(Stored data entries)

========================

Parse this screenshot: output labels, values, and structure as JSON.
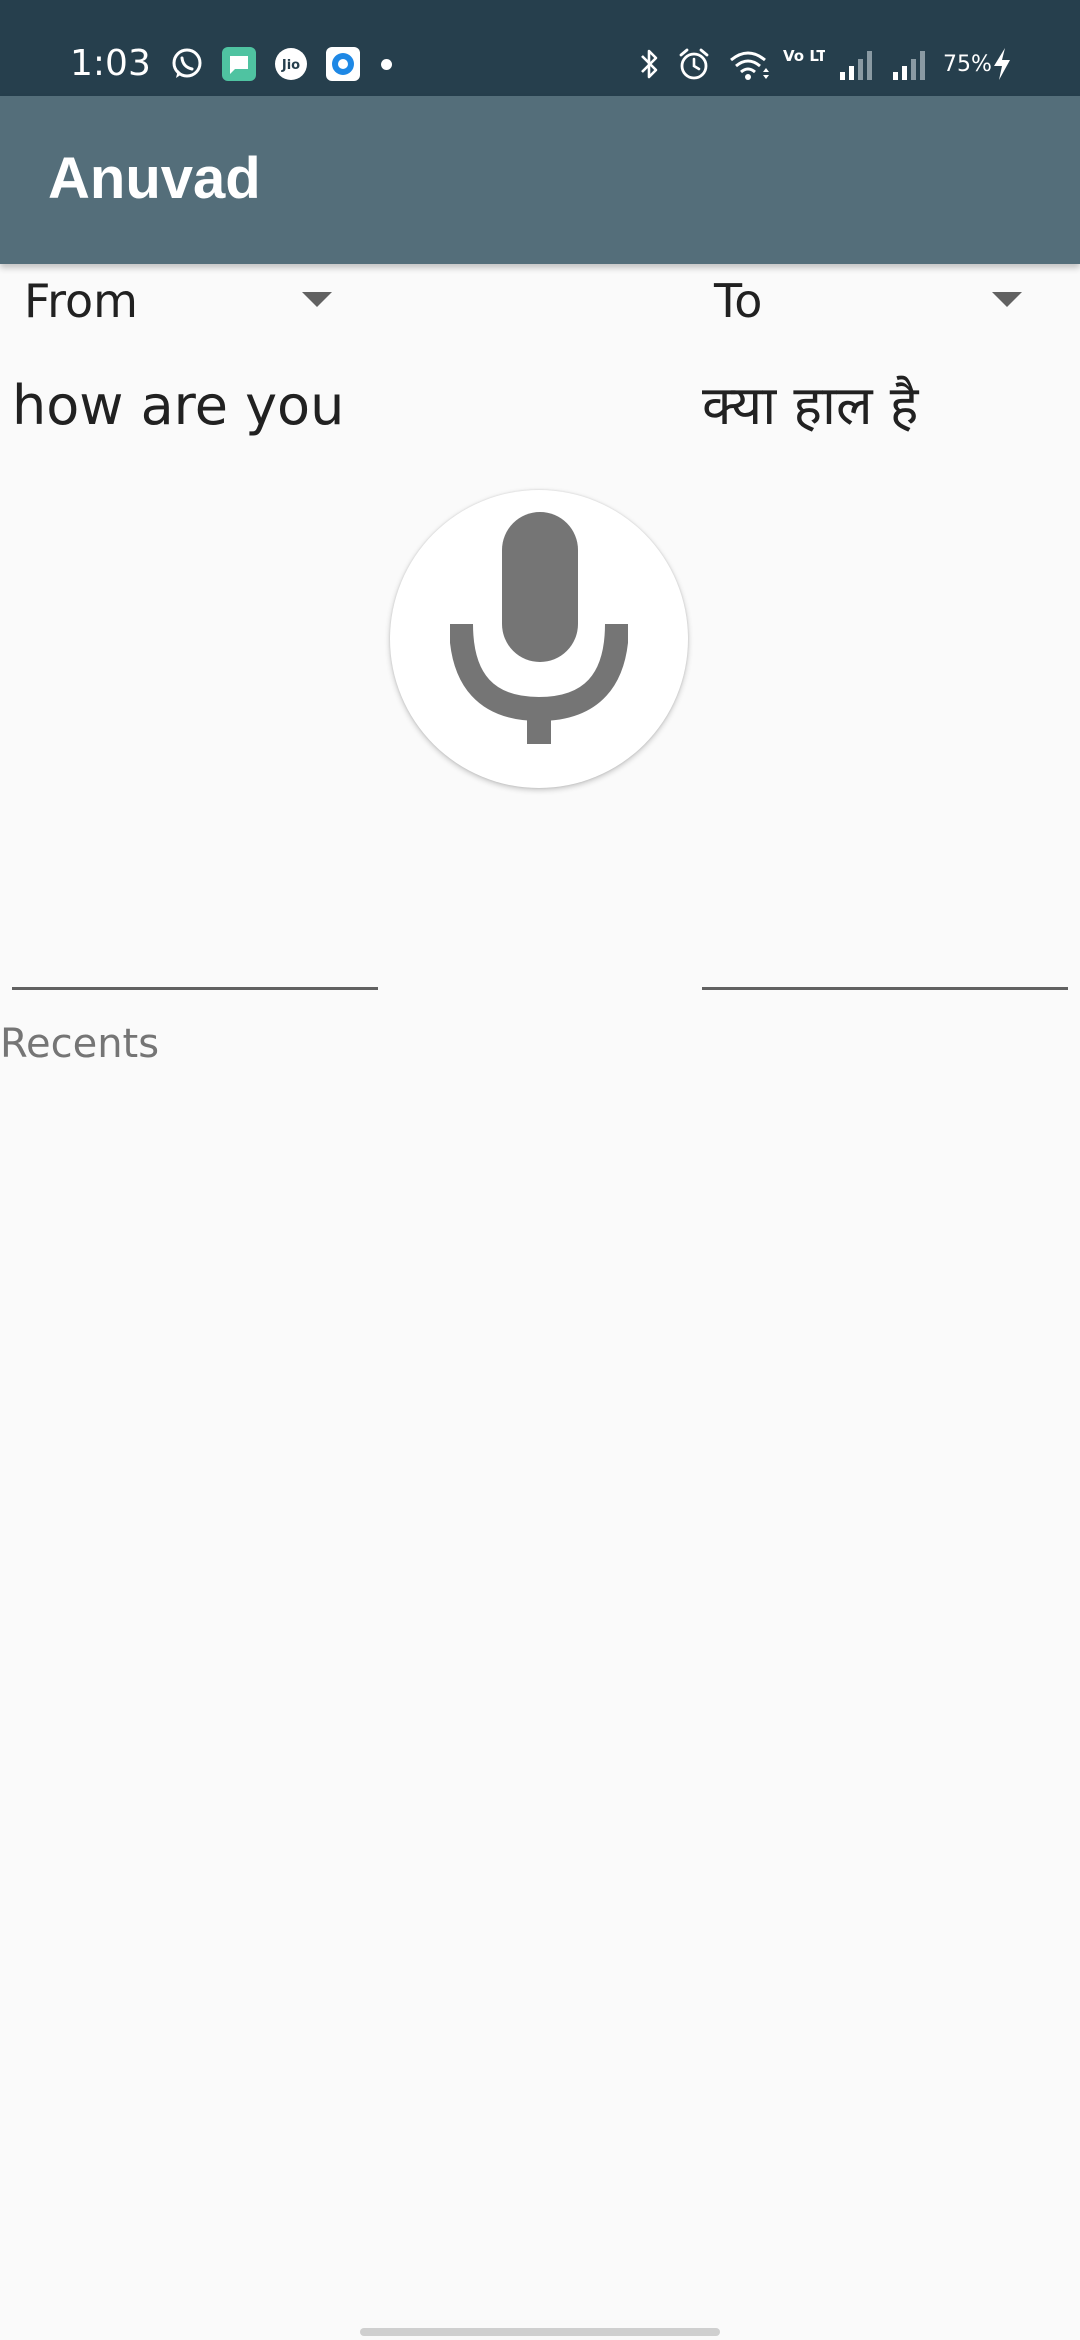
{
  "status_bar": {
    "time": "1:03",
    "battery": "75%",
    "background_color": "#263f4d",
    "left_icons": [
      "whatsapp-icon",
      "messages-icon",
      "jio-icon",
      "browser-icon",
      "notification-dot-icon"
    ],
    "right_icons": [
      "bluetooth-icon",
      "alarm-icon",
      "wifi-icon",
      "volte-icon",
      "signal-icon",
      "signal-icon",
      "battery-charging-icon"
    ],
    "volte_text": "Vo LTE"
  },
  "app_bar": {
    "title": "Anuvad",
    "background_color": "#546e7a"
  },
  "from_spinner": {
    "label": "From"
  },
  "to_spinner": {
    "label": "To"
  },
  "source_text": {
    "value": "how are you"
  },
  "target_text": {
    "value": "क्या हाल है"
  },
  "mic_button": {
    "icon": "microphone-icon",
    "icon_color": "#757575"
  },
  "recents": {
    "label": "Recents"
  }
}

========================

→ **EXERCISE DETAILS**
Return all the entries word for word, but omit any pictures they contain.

→ **WRITTEN RESPONSE**
Parse this screenshot: output labels, values, and structure as JSON.
{
  "status_bar": {
    "time": "1:03",
    "battery": "75%",
    "background_color": "#263f4d",
    "left_icons": [
      "whatsapp-icon",
      "messages-icon",
      "jio-icon",
      "browser-icon",
      "notification-dot-icon"
    ],
    "right_icons": [
      "bluetooth-icon",
      "alarm-icon",
      "wifi-icon",
      "volte-icon",
      "signal-icon",
      "signal-icon",
      "battery-charging-icon"
    ],
    "volte_text": "Vo LTE"
  },
  "app_bar": {
    "title": "Anuvad",
    "background_color": "#546e7a"
  },
  "from_spinner": {
    "label": "From"
  },
  "to_spinner": {
    "label": "To"
  },
  "source_text": {
    "value": "how are you"
  },
  "target_text": {
    "value": "क्या हाल है"
  },
  "mic_button": {
    "icon": "microphone-icon",
    "icon_color": "#757575"
  },
  "recents": {
    "label": "Recents"
  }
}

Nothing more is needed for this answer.